Then, on September 6th 2013 my mom and my friend Sara took me to the airport. There, sitting at the café we laughed, took photos and cried.
Of my flight I don’t remember too much, I have just a vague idea of me sitting in the window sit with a free middle sit on my right and a Japanese business man sitting in the aisle sit. I remember the flight took forever. After 6 hours and two movies I was already done and ready to leave that plane, but nope.
12 hours after boarding we were given immigration’s papers to fill and pretty soon we finally landed. Everyone left the plane and went to pass through immigration.
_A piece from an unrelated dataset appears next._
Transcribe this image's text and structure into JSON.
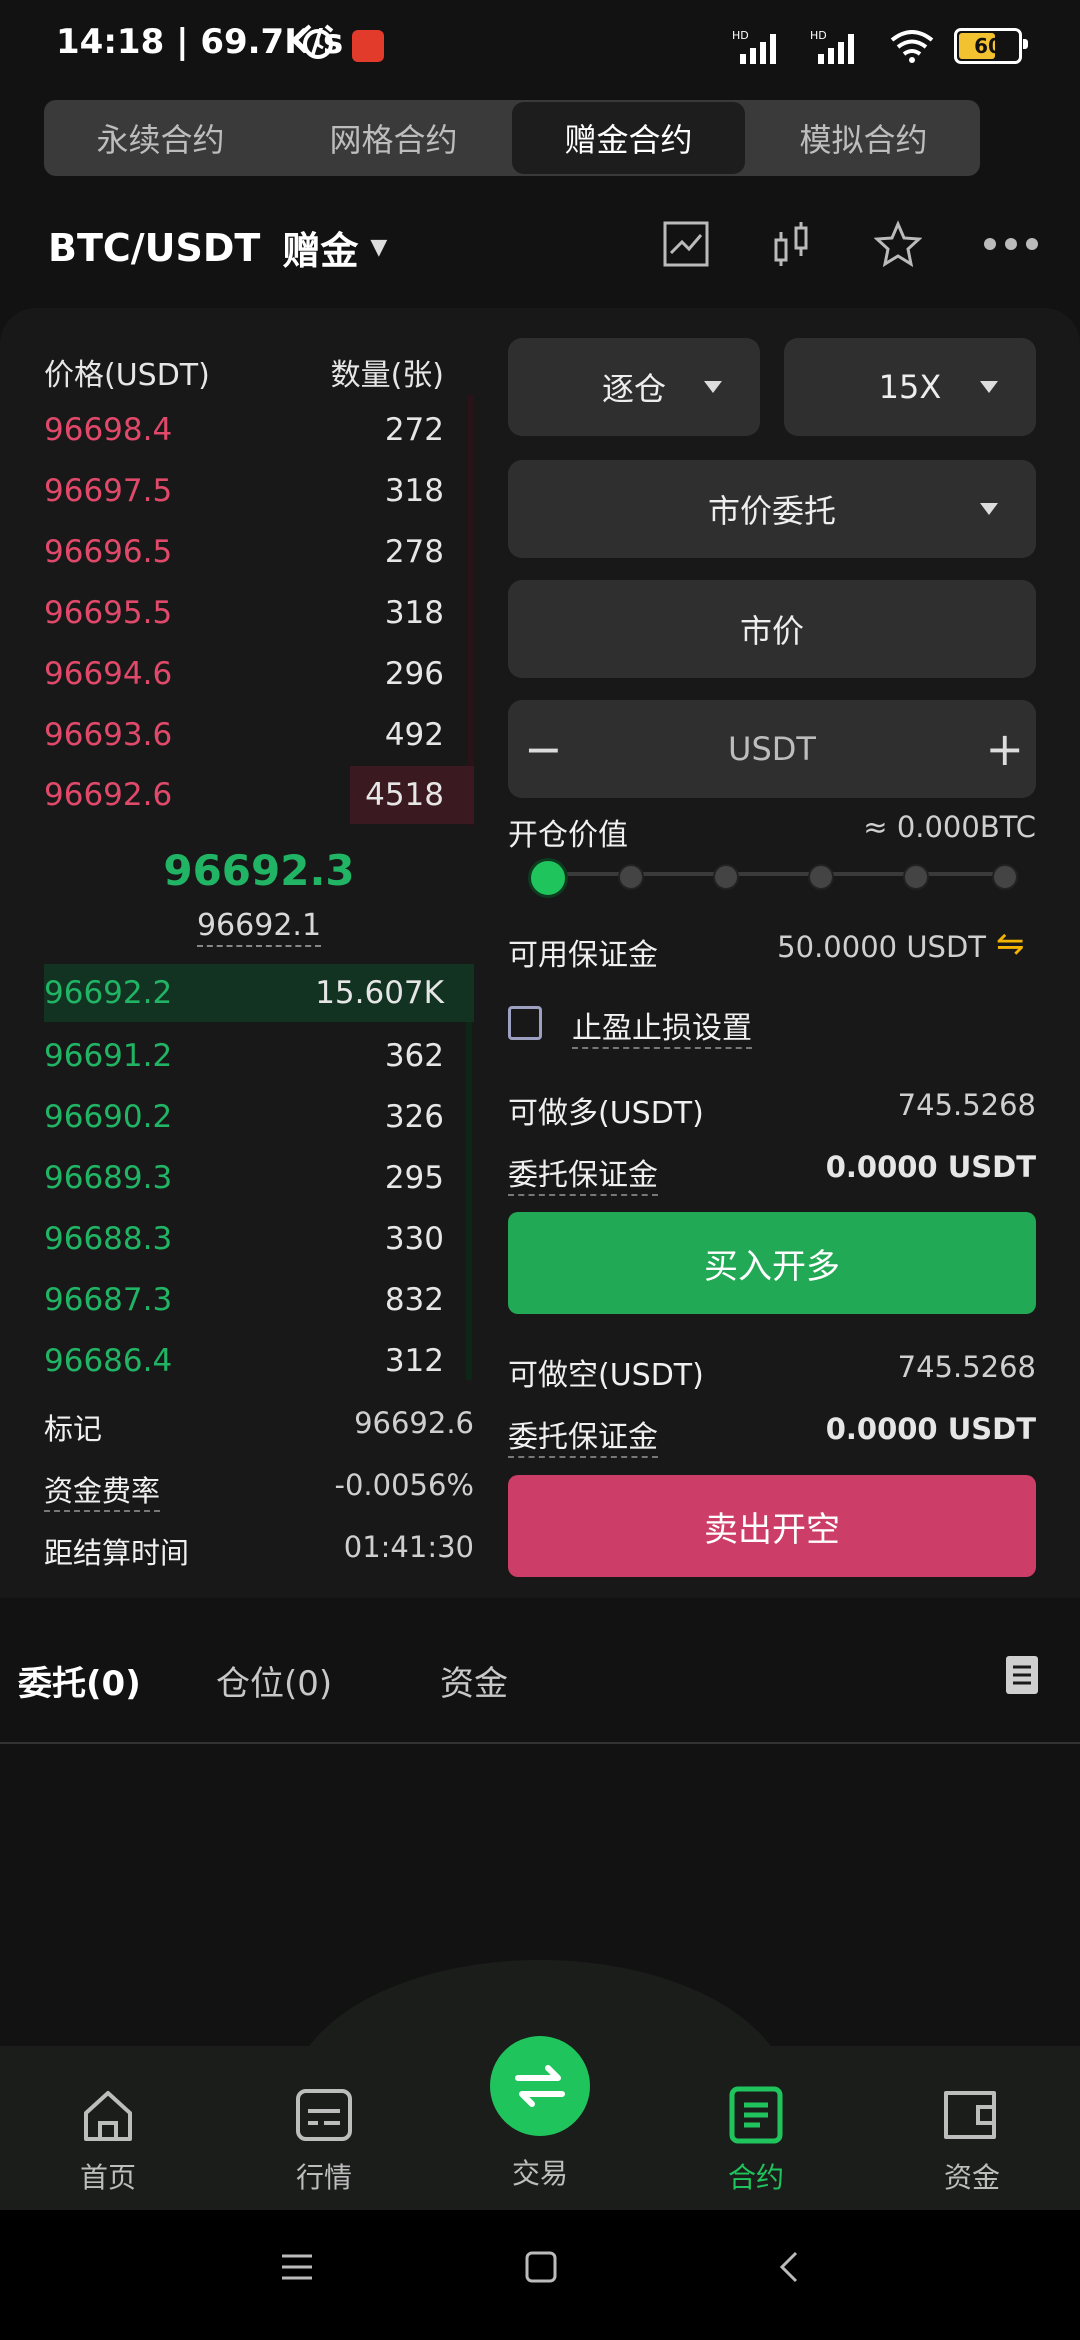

There I talked with am officer who asked me in what language he could speak to me and a series of other questions – which of course I don’t remember, but must have been something as “why are you coming to Japan?”, “What will you do”, “where will you stay” – Also my fingerprints were checked, photos were taken, passport stamped and then I moved on.
After that, I got my luggage and went through the arrival gates at Narita. I remember my first feeling after this moment was “what have I done?!” there was an intense feeling of loneliness. For the first time I was truly in an unknown place. I shook the tears in my eyes and told myself “I need to get that Train”
I haven’t written here before but my destination was Sendai in Tohoku. For those who don’t know in 2011 there was a huge earthquake in Japan, it was the Tohoku earthquake, where there is still today a radiation problem.
Before I went to Japan I already knew a lot about the area, I accompanied the earthquake news on NHK world, the follow up documentaries and the revivals of the different communities. And before traveling there, I had to research a lot about the radiation levels, what was safe to eat, where it was worse and which precautions I should take.
So as my destination was Sendai Tohoku, I had to take the Tohoku Shinkansen, the fast train to Sendai. Because this Shinkansen passes through Ueno I decided to take the Skyliner to Ueno. I must admit before Japan, I had only taken a train once before, I pretty much live in the center of Lisbon and take the bus everywhere. So yes my first comfortable travel by train was that one in the Skyliner. These Japanese trains will forever be the trains with which I compare all my train travels since then.
I arrived in Ueno Keisei station and transfered to Ueno JR station. This is a smaller train station in comparison with others such as Shinjuku, Shibuya or Tokyo Station, but still at that time saw 181,880 passengers daily.
I didn’t stop to relax and take in the area, at that time I was so tired and desperate for a shower that I bought the ticket at the ticket office and boarded the train to Sendai getting only a scent of Tokyo.
Or at least I tried to board the Shinkansen – in each major station in Japan you can see more or less 3 levels. Metro, will be underground, regular trains, will be more or less at ground level and shinkansen will generally be at the top most level – Getting to the train was not easy. All I can say, it takes a little of Japanese and a lot of experience to navigate those platforms and the correct carriage.
The shinkansen is one of the most expensive methods of transportation, however I never travelled on one that was not completely full. It’s unbelievable. That ticket to Sendai from Ueno cost me around 100 euros and the train was full.
Second amazing thing, after trains, was getting used to separating myself from my things. Leaving by big luggage at the entrance of a train was something that I would simply never do in a train in Portugal. It isn’t safe. But it Japan, I left the luggage at the entrance and relaxed myself in my comfortable sit.
I was so tired and wanted to sleep so badly but I couldn’t relax. I really recommend you to use those showers at the airport. At this time, I didn’t know about them, but I wish I had.
Eventually I got to Sendai station and met my IAESTE contact at the station. Then, together we took the bus and went to the dormitory. Urban Castle Kawauchi is one of the dormitories for Tohoku University students. It is privately owned and so it is not as cheap as the official dormitories. However it was still the perfect place for me.
I arrived there and soon I was showed my small room, my corner of safety for the next 7 months. My starting point to many travels in Japan. My home
The picture above shows the view from my room. The dormitory is in Kawauchi and I had a beautiful view over Nishin Koen.
In the next post I will try to finally write about Sendai. It might take a while as I cannot imagine how to compress so much information in a respectable amount of lines.